# Exercise objective
Wherever the string "JSON" shows up in the data below, copy the whole line.

# Exercise material
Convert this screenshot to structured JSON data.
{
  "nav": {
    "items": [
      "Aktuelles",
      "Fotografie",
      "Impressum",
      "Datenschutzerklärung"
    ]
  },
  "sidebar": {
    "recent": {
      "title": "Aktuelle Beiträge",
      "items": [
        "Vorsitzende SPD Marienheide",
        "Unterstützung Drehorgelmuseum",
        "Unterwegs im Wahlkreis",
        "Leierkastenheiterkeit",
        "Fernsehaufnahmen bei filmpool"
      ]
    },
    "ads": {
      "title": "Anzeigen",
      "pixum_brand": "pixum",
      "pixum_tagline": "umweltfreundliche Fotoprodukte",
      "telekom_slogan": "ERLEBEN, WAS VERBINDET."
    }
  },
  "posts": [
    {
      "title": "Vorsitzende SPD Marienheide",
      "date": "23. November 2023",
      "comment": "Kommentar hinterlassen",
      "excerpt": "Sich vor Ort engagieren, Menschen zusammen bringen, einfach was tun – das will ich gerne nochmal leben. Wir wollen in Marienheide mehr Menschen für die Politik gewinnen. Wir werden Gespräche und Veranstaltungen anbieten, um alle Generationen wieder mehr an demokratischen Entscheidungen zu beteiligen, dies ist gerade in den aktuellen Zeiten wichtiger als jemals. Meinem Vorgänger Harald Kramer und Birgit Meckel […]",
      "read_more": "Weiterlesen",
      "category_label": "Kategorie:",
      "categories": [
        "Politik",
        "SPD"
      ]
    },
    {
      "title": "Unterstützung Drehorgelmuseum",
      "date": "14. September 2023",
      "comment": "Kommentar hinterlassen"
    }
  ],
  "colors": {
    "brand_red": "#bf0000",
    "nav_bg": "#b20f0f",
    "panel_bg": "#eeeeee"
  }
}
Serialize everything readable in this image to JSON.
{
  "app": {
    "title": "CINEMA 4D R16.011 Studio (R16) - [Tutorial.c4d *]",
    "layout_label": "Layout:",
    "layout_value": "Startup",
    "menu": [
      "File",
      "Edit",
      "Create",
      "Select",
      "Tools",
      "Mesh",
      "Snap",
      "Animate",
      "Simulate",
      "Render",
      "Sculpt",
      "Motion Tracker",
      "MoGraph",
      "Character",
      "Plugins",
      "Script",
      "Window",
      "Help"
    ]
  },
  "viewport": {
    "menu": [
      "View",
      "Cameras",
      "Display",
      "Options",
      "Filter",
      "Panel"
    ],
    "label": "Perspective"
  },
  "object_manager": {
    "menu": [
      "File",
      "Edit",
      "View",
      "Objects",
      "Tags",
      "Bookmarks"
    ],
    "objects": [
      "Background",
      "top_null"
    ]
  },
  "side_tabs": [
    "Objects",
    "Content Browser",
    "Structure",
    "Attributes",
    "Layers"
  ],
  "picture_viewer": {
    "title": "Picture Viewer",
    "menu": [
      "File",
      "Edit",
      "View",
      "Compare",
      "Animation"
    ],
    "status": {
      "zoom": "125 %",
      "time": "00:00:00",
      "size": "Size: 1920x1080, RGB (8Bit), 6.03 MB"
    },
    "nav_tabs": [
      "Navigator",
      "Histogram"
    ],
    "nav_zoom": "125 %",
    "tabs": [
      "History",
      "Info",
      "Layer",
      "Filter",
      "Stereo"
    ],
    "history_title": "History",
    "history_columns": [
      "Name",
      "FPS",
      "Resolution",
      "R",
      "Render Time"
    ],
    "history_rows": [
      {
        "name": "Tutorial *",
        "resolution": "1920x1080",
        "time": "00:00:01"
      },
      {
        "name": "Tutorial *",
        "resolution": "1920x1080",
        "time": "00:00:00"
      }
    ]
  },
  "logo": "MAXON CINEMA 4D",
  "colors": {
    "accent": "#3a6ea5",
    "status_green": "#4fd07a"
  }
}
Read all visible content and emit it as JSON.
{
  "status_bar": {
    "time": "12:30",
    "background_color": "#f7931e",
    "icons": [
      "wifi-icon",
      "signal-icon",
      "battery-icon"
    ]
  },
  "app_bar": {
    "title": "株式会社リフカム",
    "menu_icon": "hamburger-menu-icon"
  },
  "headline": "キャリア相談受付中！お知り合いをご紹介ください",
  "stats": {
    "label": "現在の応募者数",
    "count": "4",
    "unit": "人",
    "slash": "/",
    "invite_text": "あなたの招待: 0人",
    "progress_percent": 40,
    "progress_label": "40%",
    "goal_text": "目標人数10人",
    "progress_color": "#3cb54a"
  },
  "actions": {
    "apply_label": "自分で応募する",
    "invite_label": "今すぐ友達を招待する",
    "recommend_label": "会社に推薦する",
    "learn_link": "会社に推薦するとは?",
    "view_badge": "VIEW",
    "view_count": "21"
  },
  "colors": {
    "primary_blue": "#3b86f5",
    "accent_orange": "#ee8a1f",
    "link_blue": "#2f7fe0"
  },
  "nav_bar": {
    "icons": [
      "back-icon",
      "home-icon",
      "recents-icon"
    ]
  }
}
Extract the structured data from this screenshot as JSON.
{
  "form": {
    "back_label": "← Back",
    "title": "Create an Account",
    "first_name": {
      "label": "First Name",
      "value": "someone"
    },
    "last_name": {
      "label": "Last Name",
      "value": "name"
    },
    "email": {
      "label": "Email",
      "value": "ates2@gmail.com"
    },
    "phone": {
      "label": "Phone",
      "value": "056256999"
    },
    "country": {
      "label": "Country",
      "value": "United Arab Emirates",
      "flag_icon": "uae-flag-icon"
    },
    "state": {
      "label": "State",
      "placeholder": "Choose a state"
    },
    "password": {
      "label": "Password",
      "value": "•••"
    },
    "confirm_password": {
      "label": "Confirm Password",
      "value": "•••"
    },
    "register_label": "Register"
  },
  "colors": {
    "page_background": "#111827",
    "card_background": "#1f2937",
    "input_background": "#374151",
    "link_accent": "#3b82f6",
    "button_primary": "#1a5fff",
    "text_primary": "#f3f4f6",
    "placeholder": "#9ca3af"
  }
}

# Solved exercise
Convert this screenshot to structured JSON data.
Serialize everything readable in this image to JSON.
Read all visible content and emit it as JSON.
Extract the structured data from this screenshot as JSON.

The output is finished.